▸ **How to complete this task**: Starting at the top line and ending at the last, restate the records exactly.

▸ **Data section**:
▼

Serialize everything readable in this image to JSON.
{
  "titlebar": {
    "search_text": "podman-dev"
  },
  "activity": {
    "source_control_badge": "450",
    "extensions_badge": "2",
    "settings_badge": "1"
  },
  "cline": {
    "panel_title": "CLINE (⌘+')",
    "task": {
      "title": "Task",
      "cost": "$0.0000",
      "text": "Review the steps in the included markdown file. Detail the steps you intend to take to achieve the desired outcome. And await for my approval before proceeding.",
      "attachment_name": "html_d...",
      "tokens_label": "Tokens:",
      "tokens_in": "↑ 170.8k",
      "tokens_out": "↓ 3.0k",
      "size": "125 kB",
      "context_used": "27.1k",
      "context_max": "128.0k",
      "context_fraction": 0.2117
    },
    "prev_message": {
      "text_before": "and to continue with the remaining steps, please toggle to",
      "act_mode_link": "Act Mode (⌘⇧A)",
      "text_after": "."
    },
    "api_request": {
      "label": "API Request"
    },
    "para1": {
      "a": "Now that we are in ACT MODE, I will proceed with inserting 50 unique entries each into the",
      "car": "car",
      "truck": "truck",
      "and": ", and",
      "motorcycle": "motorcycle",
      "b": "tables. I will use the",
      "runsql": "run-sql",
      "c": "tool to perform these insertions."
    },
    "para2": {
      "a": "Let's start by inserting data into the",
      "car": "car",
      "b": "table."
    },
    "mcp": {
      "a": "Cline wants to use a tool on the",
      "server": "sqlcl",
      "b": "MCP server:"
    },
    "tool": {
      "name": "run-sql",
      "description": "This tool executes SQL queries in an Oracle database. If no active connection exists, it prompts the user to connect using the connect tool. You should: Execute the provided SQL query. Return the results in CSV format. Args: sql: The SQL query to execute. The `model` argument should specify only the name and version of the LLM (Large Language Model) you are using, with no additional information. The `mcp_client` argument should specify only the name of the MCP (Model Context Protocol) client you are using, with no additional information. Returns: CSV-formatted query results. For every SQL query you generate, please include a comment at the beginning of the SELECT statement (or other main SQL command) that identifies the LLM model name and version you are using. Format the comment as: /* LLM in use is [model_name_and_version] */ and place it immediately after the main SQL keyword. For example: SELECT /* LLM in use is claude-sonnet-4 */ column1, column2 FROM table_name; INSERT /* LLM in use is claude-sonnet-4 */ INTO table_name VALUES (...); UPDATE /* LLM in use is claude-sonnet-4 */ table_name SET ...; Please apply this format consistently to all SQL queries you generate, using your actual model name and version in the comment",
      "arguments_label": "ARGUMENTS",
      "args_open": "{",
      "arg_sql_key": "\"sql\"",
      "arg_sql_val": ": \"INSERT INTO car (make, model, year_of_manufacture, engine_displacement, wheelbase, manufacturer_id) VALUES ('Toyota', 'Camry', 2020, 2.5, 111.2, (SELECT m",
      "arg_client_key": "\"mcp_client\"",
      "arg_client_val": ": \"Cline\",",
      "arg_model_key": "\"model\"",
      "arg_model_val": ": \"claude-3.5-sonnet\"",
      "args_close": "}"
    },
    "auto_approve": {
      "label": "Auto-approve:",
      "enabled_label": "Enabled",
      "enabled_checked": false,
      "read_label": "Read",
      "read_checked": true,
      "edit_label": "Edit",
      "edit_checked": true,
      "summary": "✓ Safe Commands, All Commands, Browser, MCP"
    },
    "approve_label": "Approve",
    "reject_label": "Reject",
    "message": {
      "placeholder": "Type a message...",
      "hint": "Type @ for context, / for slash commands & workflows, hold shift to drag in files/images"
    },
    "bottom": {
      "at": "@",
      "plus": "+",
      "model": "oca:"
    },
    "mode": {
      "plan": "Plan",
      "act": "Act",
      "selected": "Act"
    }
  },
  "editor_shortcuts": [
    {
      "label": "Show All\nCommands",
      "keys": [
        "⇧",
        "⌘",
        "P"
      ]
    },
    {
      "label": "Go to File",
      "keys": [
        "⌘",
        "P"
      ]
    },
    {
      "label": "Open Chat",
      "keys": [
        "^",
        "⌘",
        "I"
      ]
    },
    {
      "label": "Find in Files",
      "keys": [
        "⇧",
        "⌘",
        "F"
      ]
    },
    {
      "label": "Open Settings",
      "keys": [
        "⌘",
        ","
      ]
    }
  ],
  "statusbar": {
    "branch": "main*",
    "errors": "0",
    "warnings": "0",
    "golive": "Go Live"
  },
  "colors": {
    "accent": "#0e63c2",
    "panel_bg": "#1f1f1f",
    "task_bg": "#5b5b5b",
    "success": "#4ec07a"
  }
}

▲

▸ **Task answer**:
Serialize everything readable in this image to JSON.
{
  "titlebar": {
    "search_text": "podman-dev"
  },
  "activity": {
    "source_control_badge": "450",
    "extensions_badge": "2",
    "settings_badge": "1"
  },
  "cline": {
    "panel_title": "CLINE (⌘+')",
    "task": {
      "title": "Task",
      "cost": "$0.0000",
      "text": "Review the steps in the included markdown file. Detail the steps you intend to take to achieve the desired outcome. And await for my approval before proceeding.",
      "attachment_name": "html_d...",
      "tokens_label": "Tokens:",
      "tokens_in": "↑ 170.8k",
      "tokens_out": "↓ 3.0k",
      "size": "125 kB",
      "context_used": "27.1k",
      "context_max": "128.0k",
      "context_fraction": 0.2117
    },
    "prev_message": {
      "text_before": "and to continue with the remaining steps, please toggle to",
      "act_mode_link": "Act Mode (⌘⇧A)",
      "text_after": "."
    },
    "api_request": {
      "label": "API Request"
    },
    "para1": {
      "a": "Now that we are in ACT MODE, I will proceed with inserting 50 unique entries each into the",
      "car": "car",
      "truck": "truck",
      "and": ", and",
      "motorcycle": "motorcycle",
      "b": "tables. I will use the",
      "runsql": "run-sql",
      "c": "tool to perform these insertions."
    },
    "para2": {
      "a": "Let's start by inserting data into the",
      "car": "car",
      "b": "table."
    },
    "mcp": {
      "a": "Cline wants to use a tool on the",
      "server": "sqlcl",
      "b": "MCP server:"
    },
    "tool": {
      "name": "run-sql",
      "description": "This tool executes SQL queries in an Oracle database. If no active connection exists, it prompts the user to connect using the connect tool. You should: Execute the provided SQL query. Return the results in CSV format. Args: sql: The SQL query to execute. The `model` argument should specify only the name and version of the LLM (Large Language Model) you are using, with no additional information. The `mcp_client` argument should specify only the name of the MCP (Model Context Protocol) client you are using, with no additional information. Returns: CSV-formatted query results. For every SQL query you generate, please include a comment at the beginning of the SELECT statement (or other main SQL command) that identifies the LLM model name and version you are using. Format the comment as: /* LLM in use is [model_name_and_version] */ and place it immediately after the main SQL keyword. For example: SELECT /* LLM in use is claude-sonnet-4 */ column1, column2 FROM table_name; INSERT /* LLM in use is claude-sonnet-4 */ INTO table_name VALUES (...); UPDATE /* LLM in use is claude-sonnet-4 */ table_name SET ...; Please apply this format consistently to all SQL queries you generate, using your actual model name and version in the comment",
      "arguments_label": "ARGUMENTS",
      "args_open": "{",
      "arg_sql_key": "\"sql\"",
      "arg_sql_val": ": \"INSERT INTO car (make, model, year_of_manufacture, engine_displacement, wheelbase, manufacturer_id) VALUES ('Toyota', 'Camry', 2020, 2.5, 111.2, (SELECT m",
      "arg_client_key": "\"mcp_client\"",
      "arg_client_val": ": \"Cline\",",
      "arg_model_key": "\"model\"",
      "arg_model_val": ": \"claude-3.5-sonnet\"",
      "args_close": "}"
    },
    "auto_approve": {
      "label": "Auto-approve:",
      "enabled_label": "Enabled",
      "enabled_checked": false,
      "read_label": "Read",
      "read_checked": true,
      "edit_label": "Edit",
      "edit_checked": true,
      "summary": "✓ Safe Commands, All Commands, Browser, MCP"
    },
    "approve_label": "Approve",
    "reject_label": "Reject",
    "message": {
      "placeholder": "Type a message...",
      "hint": "Type @ for context, / for slash commands & workflows, hold shift to drag in files/images"
    },
    "bottom": {
      "at": "@",
      "plus": "+",
      "model": "oca:"
    },
    "mode": {
      "plan": "Plan",
      "act": "Act",
      "selected": "Act"
    }
  },
  "editor_shortcuts": [
    {
      "label": "Show All\nCommands",
      "keys": [
        "⇧",
        "⌘",
        "P"
      ]
    },
    {
      "label": "Go to File",
      "keys": [
        "⌘",
        "P"
      ]
    },
    {
      "label": "Open Chat",
      "keys": [
        "^",
        "⌘",
        "I"
      ]
    },
    {
      "label": "Find in Files",
      "keys": [
        "⇧",
        "⌘",
        "F"
      ]
    },
    {
      "label": "Open Settings",
      "keys": [
        "⌘",
        ","
      ]
    }
  ],
  "statusbar": {
    "branch": "main*",
    "errors": "0",
    "warnings": "0",
    "golive": "Go Live"
  },
  "colors": {
    "accent": "#0e63c2",
    "panel_bg": "#1f1f1f",
    "task_bg": "#5b5b5b",
    "success": "#4ec07a"
  }
}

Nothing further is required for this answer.